START Information supplied

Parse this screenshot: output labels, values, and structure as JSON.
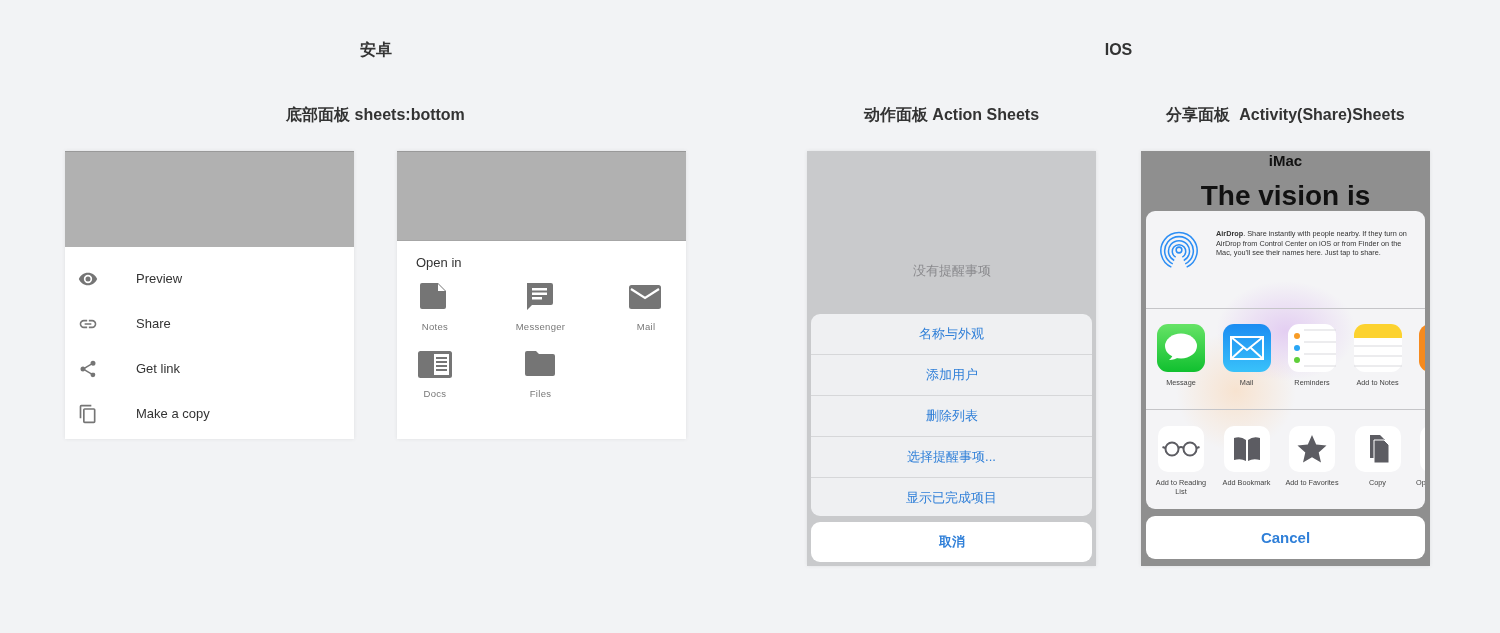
{
  "android": {
    "title": "安卓",
    "subtitle": "底部面板 sheets:bottom",
    "list_sheet": {
      "items": [
        {
          "label": "Preview"
        },
        {
          "label": "Share"
        },
        {
          "label": "Get link"
        },
        {
          "label": "Make a copy"
        }
      ]
    },
    "grid_sheet": {
      "heading": "Open in",
      "apps": [
        {
          "label": "Notes"
        },
        {
          "label": "Messenger"
        },
        {
          "label": "Mail"
        },
        {
          "label": "Docs"
        },
        {
          "label": "Files"
        }
      ]
    }
  },
  "ios": {
    "title": "IOS",
    "action_sheet": {
      "subtitle": "动作面板 Action Sheets",
      "empty_text": "没有提醒事项",
      "actions": [
        "名称与外观",
        "添加用户",
        "删除列表",
        "选择提醒事项...",
        "显示已完成项目"
      ],
      "cancel": "取消"
    },
    "share_sheet": {
      "subtitle": "分享面板  Activity(Share)Sheets",
      "backdrop_title": "iMac",
      "backdrop_heading": "The vision is",
      "airdrop_text": "**AirDrop**. Share instantly with people nearby. If they turn on AirDrop from Control Center on iOS or from Finder on the Mac, you'll see their names here. Just tap to share.",
      "apps": [
        {
          "label": "Message"
        },
        {
          "label": "Mail"
        },
        {
          "label": "Reminders"
        },
        {
          "label": "Add to Notes"
        }
      ],
      "actions": [
        {
          "label": "Add to Reading List"
        },
        {
          "label": "Add Bookmark"
        },
        {
          "label": "Add to Favorites"
        },
        {
          "label": "Copy"
        },
        {
          "label": "Op"
        }
      ],
      "cancel": "Cancel"
    }
  }
}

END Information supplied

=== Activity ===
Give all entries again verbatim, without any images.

=== Solution for this exercise ===
Parse this screenshot: output labels, values, and structure as JSON.
{
  "android": {
    "title": "安卓",
    "subtitle": "底部面板 sheets:bottom",
    "list_sheet": {
      "items": [
        {
          "label": "Preview"
        },
        {
          "label": "Share"
        },
        {
          "label": "Get link"
        },
        {
          "label": "Make a copy"
        }
      ]
    },
    "grid_sheet": {
      "heading": "Open in",
      "apps": [
        {
          "label": "Notes"
        },
        {
          "label": "Messenger"
        },
        {
          "label": "Mail"
        },
        {
          "label": "Docs"
        },
        {
          "label": "Files"
        }
      ]
    }
  },
  "ios": {
    "title": "IOS",
    "action_sheet": {
      "subtitle": "动作面板 Action Sheets",
      "empty_text": "没有提醒事项",
      "actions": [
        "名称与外观",
        "添加用户",
        "删除列表",
        "选择提醒事项...",
        "显示已完成项目"
      ],
      "cancel": "取消"
    },
    "share_sheet": {
      "subtitle": "分享面板  Activity(Share)Sheets",
      "backdrop_title": "iMac",
      "backdrop_heading": "The vision is",
      "airdrop_text": "**AirDrop**. Share instantly with people nearby. If they turn on AirDrop from Control Center on iOS or from Finder on the Mac, you'll see their names here. Just tap to share.",
      "apps": [
        {
          "label": "Message"
        },
        {
          "label": "Mail"
        },
        {
          "label": "Reminders"
        },
        {
          "label": "Add to Notes"
        }
      ],
      "actions": [
        {
          "label": "Add to Reading List"
        },
        {
          "label": "Add Bookmark"
        },
        {
          "label": "Add to Favorites"
        },
        {
          "label": "Copy"
        },
        {
          "label": "Op"
        }
      ],
      "cancel": "Cancel"
    }
  }
}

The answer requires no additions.